▸ GIVEN RECORDS:
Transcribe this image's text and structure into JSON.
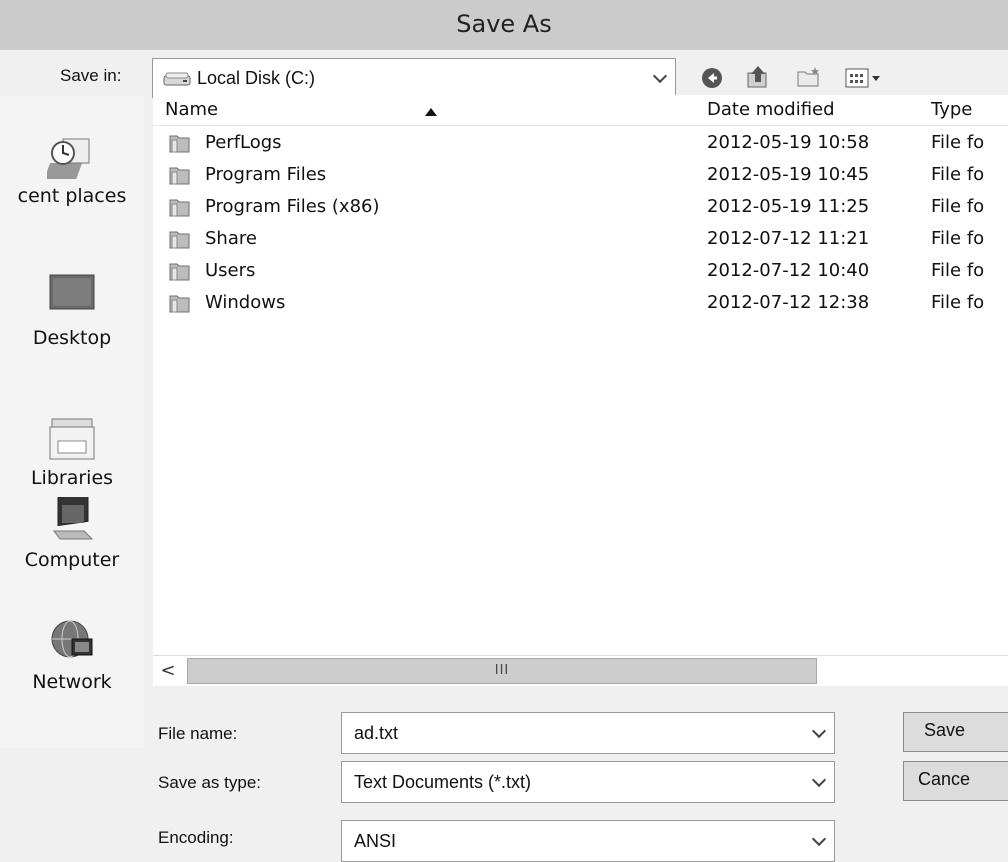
{
  "window": {
    "title": "Save As"
  },
  "save_in": {
    "label": "Save in:",
    "value": "Local Disk (C:)"
  },
  "toolbar": {
    "back": "back-icon",
    "up": "up-folder-icon",
    "new_folder": "new-folder-icon",
    "views": "views-menu-icon"
  },
  "places": [
    {
      "label": "cent places",
      "icon": "recent-places-icon"
    },
    {
      "label": "Desktop",
      "icon": "desktop-icon"
    },
    {
      "label": "Libraries",
      "icon": "libraries-icon"
    },
    {
      "label": "Computer",
      "icon": "computer-icon"
    },
    {
      "label": "Network",
      "icon": "network-icon"
    }
  ],
  "columns": {
    "name": "Name",
    "date": "Date modified",
    "type": "Type"
  },
  "files": [
    {
      "name": "PerfLogs",
      "date": "2012-05-19 10:58",
      "type": "File fo"
    },
    {
      "name": "Program Files",
      "date": "2012-05-19 10:45",
      "type": "File fo"
    },
    {
      "name": "Program Files (x86)",
      "date": "2012-05-19 11:25",
      "type": "File fo"
    },
    {
      "name": "Share",
      "date": "2012-07-12 11:21",
      "type": "File fo"
    },
    {
      "name": "Users",
      "date": "2012-07-12 10:40",
      "type": "File fo"
    },
    {
      "name": "Windows",
      "date": "2012-07-12 12:38",
      "type": "File fo"
    }
  ],
  "scrollbar": {
    "left_arrow": "<",
    "grip": "III"
  },
  "file_name": {
    "label": "File name:",
    "value": "ad.txt"
  },
  "save_as_type": {
    "label": "Save as type:",
    "value": "Text Documents (*.txt)"
  },
  "encoding": {
    "label": "Encoding:",
    "value": "ANSI"
  },
  "buttons": {
    "save": "Save",
    "cancel": "Cance"
  }
}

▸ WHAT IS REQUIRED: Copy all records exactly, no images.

▸ COMPLETED TASK:
Transcribe this image's text and structure into JSON.
{
  "window": {
    "title": "Save As"
  },
  "save_in": {
    "label": "Save in:",
    "value": "Local Disk (C:)"
  },
  "toolbar": {
    "back": "back-icon",
    "up": "up-folder-icon",
    "new_folder": "new-folder-icon",
    "views": "views-menu-icon"
  },
  "places": [
    {
      "label": "cent places",
      "icon": "recent-places-icon"
    },
    {
      "label": "Desktop",
      "icon": "desktop-icon"
    },
    {
      "label": "Libraries",
      "icon": "libraries-icon"
    },
    {
      "label": "Computer",
      "icon": "computer-icon"
    },
    {
      "label": "Network",
      "icon": "network-icon"
    }
  ],
  "columns": {
    "name": "Name",
    "date": "Date modified",
    "type": "Type"
  },
  "files": [
    {
      "name": "PerfLogs",
      "date": "2012-05-19 10:58",
      "type": "File fo"
    },
    {
      "name": "Program Files",
      "date": "2012-05-19 10:45",
      "type": "File fo"
    },
    {
      "name": "Program Files (x86)",
      "date": "2012-05-19 11:25",
      "type": "File fo"
    },
    {
      "name": "Share",
      "date": "2012-07-12 11:21",
      "type": "File fo"
    },
    {
      "name": "Users",
      "date": "2012-07-12 10:40",
      "type": "File fo"
    },
    {
      "name": "Windows",
      "date": "2012-07-12 12:38",
      "type": "File fo"
    }
  ],
  "scrollbar": {
    "left_arrow": "<",
    "grip": "III"
  },
  "file_name": {
    "label": "File name:",
    "value": "ad.txt"
  },
  "save_as_type": {
    "label": "Save as type:",
    "value": "Text Documents (*.txt)"
  },
  "encoding": {
    "label": "Encoding:",
    "value": "ANSI"
  },
  "buttons": {
    "save": "Save",
    "cancel": "Cance"
  }
}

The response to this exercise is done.